Hall, Michael A.
Honours Thesis, Southern Illinois University Carbondale, Paper 287, May 1 (2005)
Western culture, to a large extent, is defined by materialism. If anything becomes popular, be it literature, music, or films, we tend to merchandise or make consumer goods based on what is popular because it will sell. This mass culture has been given the rather derogatory term called kitsch.’ For example, some people might consider Mozart high art and the Beatles kitsch. However, this contrast is necessarily done by the individual because some people might consider the Beatles to be high art.

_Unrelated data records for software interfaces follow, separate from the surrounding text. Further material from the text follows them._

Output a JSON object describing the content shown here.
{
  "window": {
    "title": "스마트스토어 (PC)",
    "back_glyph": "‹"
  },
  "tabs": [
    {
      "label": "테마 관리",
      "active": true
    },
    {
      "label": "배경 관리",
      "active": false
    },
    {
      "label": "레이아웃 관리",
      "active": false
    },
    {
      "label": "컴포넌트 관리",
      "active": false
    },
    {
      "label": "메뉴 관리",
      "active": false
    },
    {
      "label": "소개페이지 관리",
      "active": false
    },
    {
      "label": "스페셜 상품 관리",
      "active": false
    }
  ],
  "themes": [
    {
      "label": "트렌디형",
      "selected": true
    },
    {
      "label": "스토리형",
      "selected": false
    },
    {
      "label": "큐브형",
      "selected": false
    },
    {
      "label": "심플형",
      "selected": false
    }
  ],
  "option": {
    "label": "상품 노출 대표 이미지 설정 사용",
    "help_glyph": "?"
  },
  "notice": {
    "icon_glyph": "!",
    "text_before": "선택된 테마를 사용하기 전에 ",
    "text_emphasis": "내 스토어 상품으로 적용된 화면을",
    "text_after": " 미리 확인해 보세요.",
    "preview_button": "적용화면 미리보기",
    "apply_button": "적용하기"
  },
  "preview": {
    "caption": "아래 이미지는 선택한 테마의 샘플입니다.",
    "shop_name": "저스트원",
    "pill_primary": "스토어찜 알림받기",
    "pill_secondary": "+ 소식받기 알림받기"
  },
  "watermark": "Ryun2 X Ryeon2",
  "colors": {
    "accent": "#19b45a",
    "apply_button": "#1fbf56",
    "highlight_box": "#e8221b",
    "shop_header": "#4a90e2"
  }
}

Another way to put it is that high art is art in its purest form without the influence o f capitalism, and materialism and kitsch is what happens after high art becomes popular and merchandised.2 Whether a person has seen the movies or not, it is safe to say that since the first Lord of the Rings film came out in December of2001 everyone has heard ofthe story and its famous author J.R.R. Tolkien. Tolkien’s work provides a very good example of this process, going from being art and little more,to becoming a popular culture phenomenon,and finally becoming a merchandising juggernaut.